## [Action item]
From the records below, take each line where the string "name" shows up and copy it.

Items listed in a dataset
◇ ◇ ◇ ◇ ◇

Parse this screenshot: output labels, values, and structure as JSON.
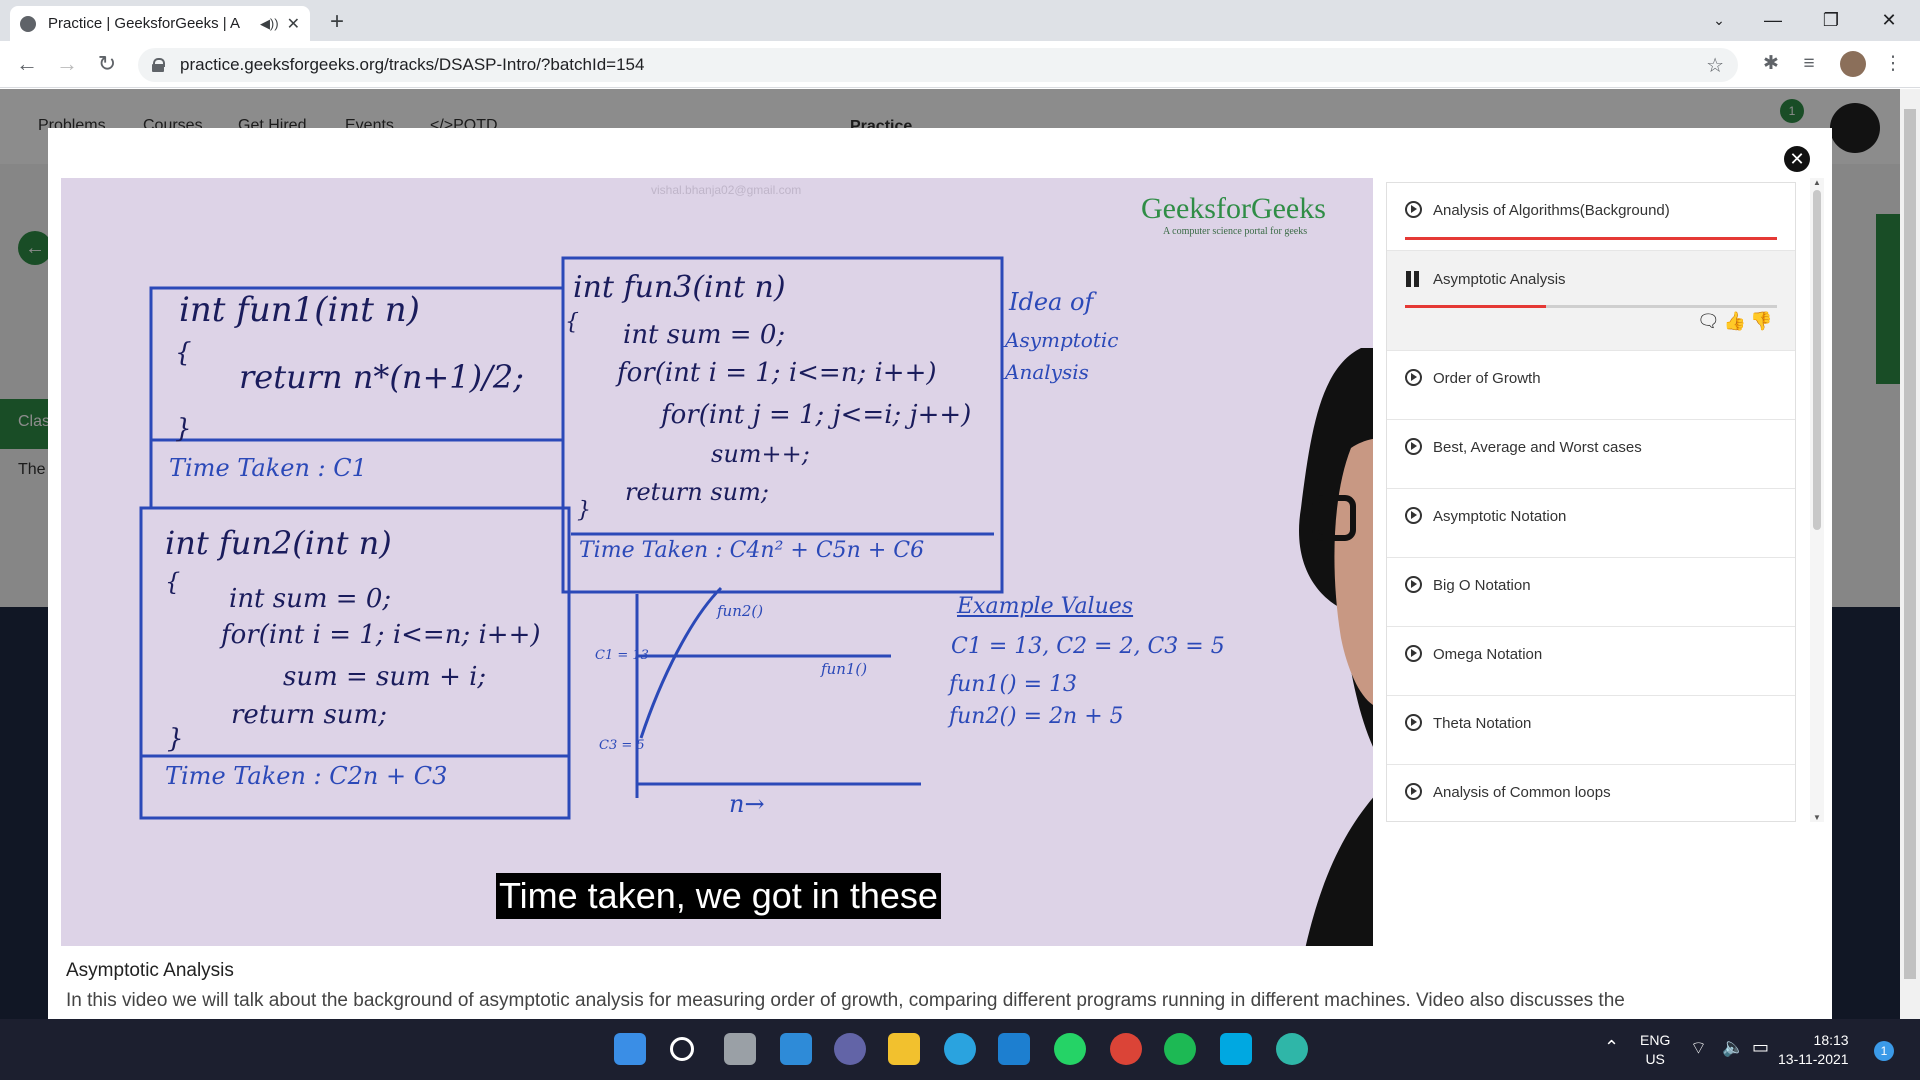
{
  "browser": {
    "tab_title": "Practice | GeeksforGeeks | A",
    "url": "practice.geeksforgeeks.org/tracks/DSASP-Intro/?batchId=154",
    "new_tab": "+",
    "minimize": "—",
    "maximize": "❐",
    "close": "✕"
  },
  "page": {
    "nav": [
      "Problems",
      "Courses",
      "Get Hired",
      "Events",
      "</>POTD"
    ],
    "logo": "Practice",
    "side_tab1": "Clas",
    "side_tab2": "The",
    "notif_count": "1"
  },
  "modal": {
    "video": {
      "email": "vishal.bhanja02@gmail.com",
      "logo": "GeeksforGeeks",
      "tagline": "A computer science portal for geeks",
      "board": {
        "fun1": [
          "int fun1(int n)",
          "{",
          "return n*(n+1)/2;",
          "}",
          "Time Taken : C1"
        ],
        "fun2": [
          "int fun2(int n)",
          "{",
          "int sum = 0;",
          "for(int i = 1; i<=n; i++)",
          "sum = sum + i;",
          "return sum;",
          "}",
          "Time Taken : C2n + C3"
        ],
        "fun3": [
          "int fun3(int n)",
          "{",
          "int sum = 0;",
          "for(int i = 1; i<=n; i++)",
          "for(int j = 1; j<=i; j++)",
          "sum++;",
          "return sum;",
          "}",
          "Time Taken : C4n² + C5n + C6"
        ],
        "idea": [
          "Idea of",
          "Asymptotic",
          "Analysis"
        ],
        "graph": {
          "fun2": "fun2()",
          "fun1": "fun1()",
          "c1": "C1 = 13",
          "c3": "C3 = 5",
          "axis": "n→"
        },
        "example": [
          "Example Values",
          "C1 = 13, C2 = 2, C3 = 5",
          "fun1() = 13",
          "fun2() = 2n + 5"
        ]
      },
      "subtitle": "Time taken, we got in these"
    },
    "playlist": [
      {
        "label": "Analysis of Algorithms(Background)",
        "state": "done"
      },
      {
        "label": "Asymptotic Analysis",
        "state": "playing",
        "progress": 0.38
      },
      {
        "label": "Order of Growth",
        "state": "idle"
      },
      {
        "label": "Best, Average and Worst cases",
        "state": "idle"
      },
      {
        "label": "Asymptotic Notation",
        "state": "idle"
      },
      {
        "label": "Big O Notation",
        "state": "idle"
      },
      {
        "label": "Omega Notation",
        "state": "idle"
      },
      {
        "label": "Theta Notation",
        "state": "idle"
      },
      {
        "label": "Analysis of Common loops",
        "state": "idle"
      }
    ],
    "description": {
      "title": "Asymptotic Analysis",
      "body": "In this video we will talk about the background of asymptotic analysis for measuring order of growth, comparing different programs running in different machines. Video also discusses the"
    }
  },
  "taskbar": {
    "lang_top": "ENG",
    "lang_bottom": "US",
    "time": "18:13",
    "date": "13-11-2021",
    "notifications": "1"
  },
  "colors": {
    "gfg_green": "#2f8d46",
    "progress_red": "#e53935",
    "whiteboard": "#ddd3e7"
  }
}
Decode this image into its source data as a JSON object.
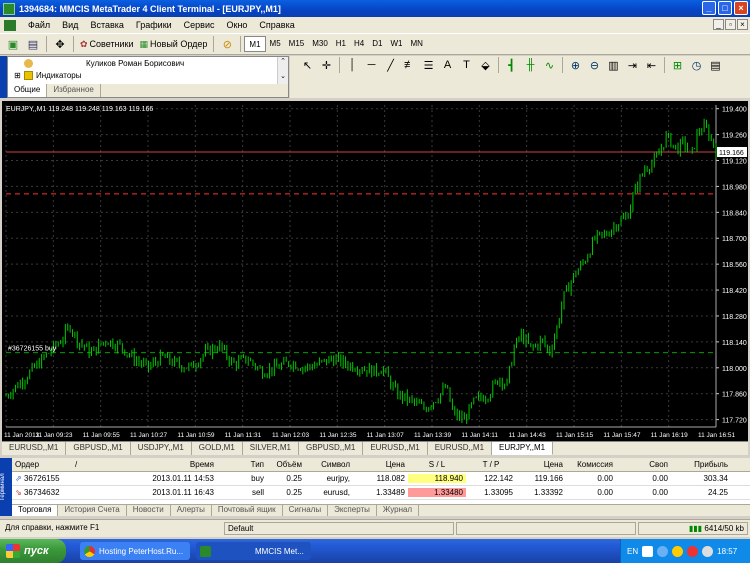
{
  "window": {
    "title": "1394684: MMCIS MetaTrader 4 Client Terminal - [EURJPY,,M1]",
    "min": "_",
    "max": "□",
    "close": "×"
  },
  "menu": [
    "Файл",
    "Вид",
    "Вставка",
    "Графики",
    "Сервис",
    "Окно",
    "Справка"
  ],
  "toolbar": {
    "advisors": "Советники",
    "new_order": "Новый Ордер",
    "timeframes": [
      "M1",
      "M5",
      "M15",
      "M30",
      "H1",
      "H4",
      "D1",
      "W1",
      "MN"
    ],
    "active_tf": "M1"
  },
  "navigator": {
    "account": "Куликов Роман Борисович",
    "indicators": "Индикаторы",
    "side_label": "Навигатор",
    "tabs": [
      "Общие",
      "Избранное"
    ]
  },
  "chart": {
    "header": "EURJPY,,M1  119.248 119.248 119.163 119.166",
    "order_label": "#36726155 buy",
    "price_label": "119.166",
    "colors": {
      "bg": "#000000",
      "candle": "#00c800",
      "grid": "#3a3a3a",
      "bid": "#c0c0c0",
      "stop": "#ff3030",
      "order": "#00a000"
    }
  },
  "chart_data": {
    "type": "line",
    "title": "EURJPY,,M1",
    "y_ticks": [
      "119.400",
      "119.260",
      "119.120",
      "118.980",
      "118.840",
      "118.700",
      "118.560",
      "118.420",
      "118.280",
      "118.140",
      "118.000",
      "117.860",
      "117.720"
    ],
    "x_ticks": [
      "11 Jan 2013",
      "11 Jan 09:23",
      "11 Jan 09:55",
      "11 Jan 10:27",
      "11 Jan 10:59",
      "11 Jan 11:31",
      "11 Jan 12:03",
      "11 Jan 12:35",
      "11 Jan 13:07",
      "11 Jan 13:39",
      "11 Jan 14:11",
      "11 Jan 14:43",
      "11 Jan 15:15",
      "11 Jan 15:47",
      "11 Jan 16:19",
      "11 Jan 16:51"
    ],
    "ylim": [
      117.68,
      119.42
    ],
    "order_price": 118.082,
    "stop_price": 118.94,
    "bid": 119.166,
    "close_path": [
      [
        0,
        117.85
      ],
      [
        0.02,
        117.92
      ],
      [
        0.04,
        118.0
      ],
      [
        0.06,
        118.08
      ],
      [
        0.08,
        118.16
      ],
      [
        0.09,
        118.23
      ],
      [
        0.1,
        118.15
      ],
      [
        0.12,
        118.08
      ],
      [
        0.14,
        118.15
      ],
      [
        0.16,
        118.12
      ],
      [
        0.18,
        118.05
      ],
      [
        0.2,
        118.0
      ],
      [
        0.22,
        118.06
      ],
      [
        0.24,
        118.02
      ],
      [
        0.26,
        118.0
      ],
      [
        0.28,
        118.08
      ],
      [
        0.3,
        118.12
      ],
      [
        0.32,
        118.02
      ],
      [
        0.34,
        118.05
      ],
      [
        0.36,
        117.98
      ],
      [
        0.38,
        118.0
      ],
      [
        0.4,
        118.03
      ],
      [
        0.42,
        118.0
      ],
      [
        0.44,
        118.02
      ],
      [
        0.46,
        118.05
      ],
      [
        0.48,
        118.02
      ],
      [
        0.5,
        118.0
      ],
      [
        0.52,
        117.98
      ],
      [
        0.53,
        118.0
      ],
      [
        0.55,
        117.86
      ],
      [
        0.57,
        117.82
      ],
      [
        0.59,
        117.78
      ],
      [
        0.61,
        117.85
      ],
      [
        0.62,
        117.9
      ],
      [
        0.63,
        117.75
      ],
      [
        0.645,
        117.72
      ],
      [
        0.66,
        117.82
      ],
      [
        0.68,
        117.86
      ],
      [
        0.695,
        117.95
      ],
      [
        0.705,
        117.9
      ],
      [
        0.715,
        118.1
      ],
      [
        0.725,
        118.18
      ],
      [
        0.74,
        118.1
      ],
      [
        0.755,
        118.15
      ],
      [
        0.765,
        118.08
      ],
      [
        0.775,
        118.2
      ],
      [
        0.785,
        118.38
      ],
      [
        0.8,
        118.5
      ],
      [
        0.815,
        118.58
      ],
      [
        0.83,
        118.7
      ],
      [
        0.845,
        118.72
      ],
      [
        0.86,
        118.78
      ],
      [
        0.875,
        118.82
      ],
      [
        0.885,
        118.95
      ],
      [
        0.9,
        119.08
      ],
      [
        0.915,
        119.12
      ],
      [
        0.93,
        119.25
      ],
      [
        0.945,
        119.18
      ],
      [
        0.955,
        119.22
      ],
      [
        0.965,
        119.14
      ],
      [
        0.975,
        119.28
      ],
      [
        0.985,
        119.3
      ],
      [
        1.0,
        119.18
      ]
    ]
  },
  "chart_tabs": [
    "EURUSD,,M1",
    "GBPUSD,,M1",
    "USDJPY,,M1",
    "GOLD,M1",
    "SILVER,M1",
    "GBPUSD,,M1",
    "EURUSD,,M1",
    "EURUSD,,M1",
    "EURJPY,,M1"
  ],
  "active_chart_tab": "EURJPY,,M1",
  "terminal": {
    "side_label": "Терминал",
    "columns": [
      "Ордер",
      "/",
      "Время",
      "Тип",
      "Объём",
      "Символ",
      "Цена",
      "S / L",
      "T / P",
      "Цена",
      "Комиссия",
      "Своп",
      "Прибыль"
    ],
    "rows": [
      [
        "36726155",
        "2013.01.11 14:53",
        "buy",
        "0.25",
        "eurjpy,",
        "118.082",
        "118.940",
        "122.142",
        "119.166",
        "0.00",
        "0.00",
        "303.34"
      ],
      [
        "36734632",
        "2013.01.11 16:43",
        "sell",
        "0.25",
        "eurusd,",
        "1.33489",
        "1.33480",
        "1.33095",
        "1.33392",
        "0.00",
        "0.00",
        "24.25"
      ]
    ],
    "tabs": [
      "Торговля",
      "История Счета",
      "Новости",
      "Алерты",
      "Почтовый ящик",
      "Сигналы",
      "Эксперты",
      "Журнал"
    ]
  },
  "status": {
    "help": "Для справки, нажмите F1",
    "profile": "Default",
    "traffic": "6414/50 kb"
  },
  "taskbar": {
    "start": "пуск",
    "tasks": [
      "Hosting PeterHost.Ru...",
      "MMCIS Met..."
    ],
    "lang": "EN",
    "time": "18:57"
  }
}
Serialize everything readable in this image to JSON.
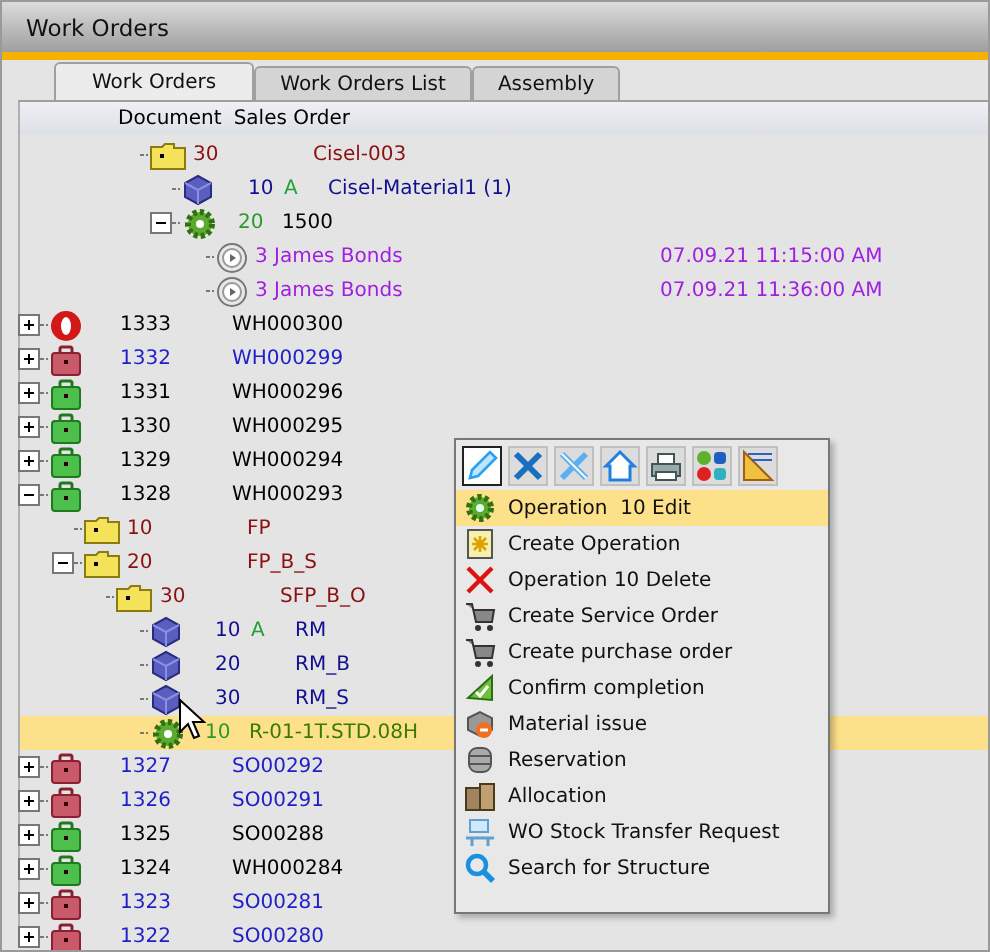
{
  "window": {
    "title": "Work Orders"
  },
  "tabs": [
    {
      "label": "Work Orders",
      "selected": true
    },
    {
      "label": "Work Orders List",
      "selected": false
    },
    {
      "label": "Assembly",
      "selected": false
    }
  ],
  "columns": [
    "Document",
    "Sales Order"
  ],
  "partial_branch": [
    {
      "kind": "folder",
      "number": "30",
      "name": "Cisel-003",
      "color": "#8b1010",
      "selected": false,
      "children": [
        {
          "kind": "material",
          "number": "10",
          "code": "A",
          "name": "Cisel-Material1 (1)",
          "color": "#101090",
          "selected": false
        },
        {
          "kind": "operation",
          "number": "20",
          "name": "1500",
          "color": "#000000",
          "expanded": true,
          "selected": false,
          "children": [
            {
              "kind": "resource",
              "name": "3 James Bonds",
              "datetime": "07.09.21 11:15:00 AM",
              "selected": false
            },
            {
              "kind": "resource",
              "name": "3 James Bonds",
              "datetime": "07.09.21 11:36:00 AM",
              "selected": false
            }
          ]
        }
      ]
    }
  ],
  "tree": [
    {
      "kind": "order_stop",
      "document": "1333",
      "sales_order": "WH000300",
      "color": "#000000",
      "expanded": false,
      "selected": false
    },
    {
      "kind": "order_red",
      "document": "1332",
      "sales_order": "WH000299",
      "color": "#2020c8",
      "expanded": false,
      "selected": false
    },
    {
      "kind": "order_green",
      "document": "1331",
      "sales_order": "WH000296",
      "color": "#000000",
      "expanded": false,
      "selected": false
    },
    {
      "kind": "order_green",
      "document": "1330",
      "sales_order": "WH000295",
      "color": "#000000",
      "expanded": false,
      "selected": false
    },
    {
      "kind": "order_green",
      "document": "1329",
      "sales_order": "WH000294",
      "color": "#000000",
      "expanded": false,
      "selected": false
    },
    {
      "kind": "order_green",
      "document": "1328",
      "sales_order": "WH000293",
      "color": "#000000",
      "expanded": true,
      "selected": false,
      "children": [
        {
          "kind": "folder",
          "number": "10",
          "name": "FP",
          "color": "#8b1010",
          "selected": false
        },
        {
          "kind": "folder",
          "number": "20",
          "name": "FP_B_S",
          "color": "#8b1010",
          "expanded": true,
          "selected": false,
          "children": [
            {
              "kind": "folder",
              "number": "30",
              "name": "SFP_B_O",
              "color": "#8b1010",
              "selected": false,
              "children": [
                {
                  "kind": "material",
                  "number": "10",
                  "code": "A",
                  "name": "RM",
                  "color": "#101090",
                  "selected": false
                },
                {
                  "kind": "material",
                  "number": "20",
                  "name": "RM_B",
                  "color": "#101090",
                  "selected": false
                },
                {
                  "kind": "material",
                  "number": "30",
                  "name": "RM_S",
                  "color": "#101090",
                  "selected": false
                },
                {
                  "kind": "operation",
                  "number": "10",
                  "name": "R-01-1T.STD.08H",
                  "color": "#3a7a00",
                  "selected": true
                }
              ]
            }
          ]
        }
      ]
    },
    {
      "kind": "order_red",
      "document": "1327",
      "sales_order": "SO00292",
      "color": "#2020c8",
      "expanded": false,
      "selected": false
    },
    {
      "kind": "order_red",
      "document": "1326",
      "sales_order": "SO00291",
      "color": "#2020c8",
      "expanded": false,
      "selected": false
    },
    {
      "kind": "order_green",
      "document": "1325",
      "sales_order": "SO00288",
      "color": "#000000",
      "expanded": false,
      "selected": false
    },
    {
      "kind": "order_green",
      "document": "1324",
      "sales_order": "WH000284",
      "color": "#000000",
      "expanded": false,
      "selected": false
    },
    {
      "kind": "order_red",
      "document": "1323",
      "sales_order": "SO00281",
      "color": "#2020c8",
      "expanded": false,
      "selected": false
    },
    {
      "kind": "order_red",
      "document": "1322",
      "sales_order": "SO00280",
      "color": "#2020c8",
      "expanded": false,
      "selected": false
    }
  ],
  "context_menu": {
    "toolbar": [
      {
        "kind": "pencil",
        "selected": true
      },
      {
        "kind": "tools",
        "selected": false
      },
      {
        "kind": "tools2",
        "selected": false
      },
      {
        "kind": "home",
        "selected": false
      },
      {
        "kind": "printer",
        "selected": false
      },
      {
        "kind": "people",
        "selected": false
      },
      {
        "kind": "ruler",
        "selected": false
      }
    ],
    "items": [
      {
        "kind": "gear",
        "label": "Operation  10 Edit",
        "selected": true
      },
      {
        "kind": "new",
        "label": "Create Operation",
        "selected": false
      },
      {
        "kind": "delete",
        "label": "Operation 10 Delete",
        "selected": false
      },
      {
        "kind": "cart",
        "label": "Create Service Order",
        "selected": false
      },
      {
        "kind": "cart",
        "label": "Create purchase order",
        "selected": false
      },
      {
        "kind": "confirm",
        "label": "Confirm completion",
        "selected": false
      },
      {
        "kind": "issue",
        "label": "Material issue",
        "selected": false
      },
      {
        "kind": "database",
        "label": "Reservation",
        "selected": false
      },
      {
        "kind": "boxes",
        "label": "Allocation",
        "selected": false
      },
      {
        "kind": "transfer",
        "label": "WO Stock Transfer Request",
        "selected": false
      },
      {
        "kind": "search",
        "label": "Search for Structure",
        "selected": false
      }
    ]
  }
}
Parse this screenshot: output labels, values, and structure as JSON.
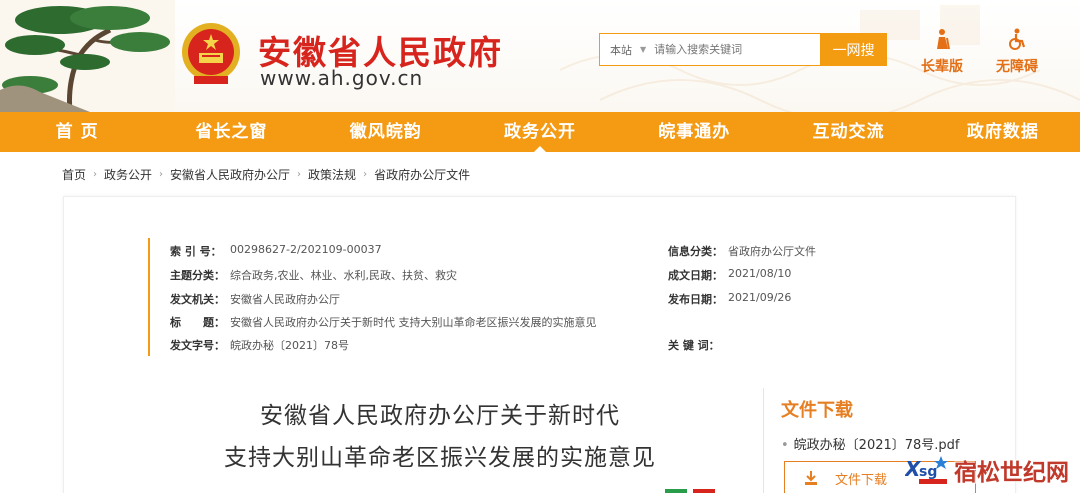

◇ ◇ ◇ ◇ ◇

## [Response area]
      "name": "Cisel-003",
          "name": "Cisel-Material1 (1)",
          "name": "1500",
              "name": "3 James Bonds",
              "name": "3 James Bonds",
          "name": "FP",
          "name": "FP_B_S",
              "name": "SFP_B_O",
                  "name": "RM",
                  "name": "RM_B",
                  "name": "RM_S",
                  "name": "R-01-1T.STD.08H",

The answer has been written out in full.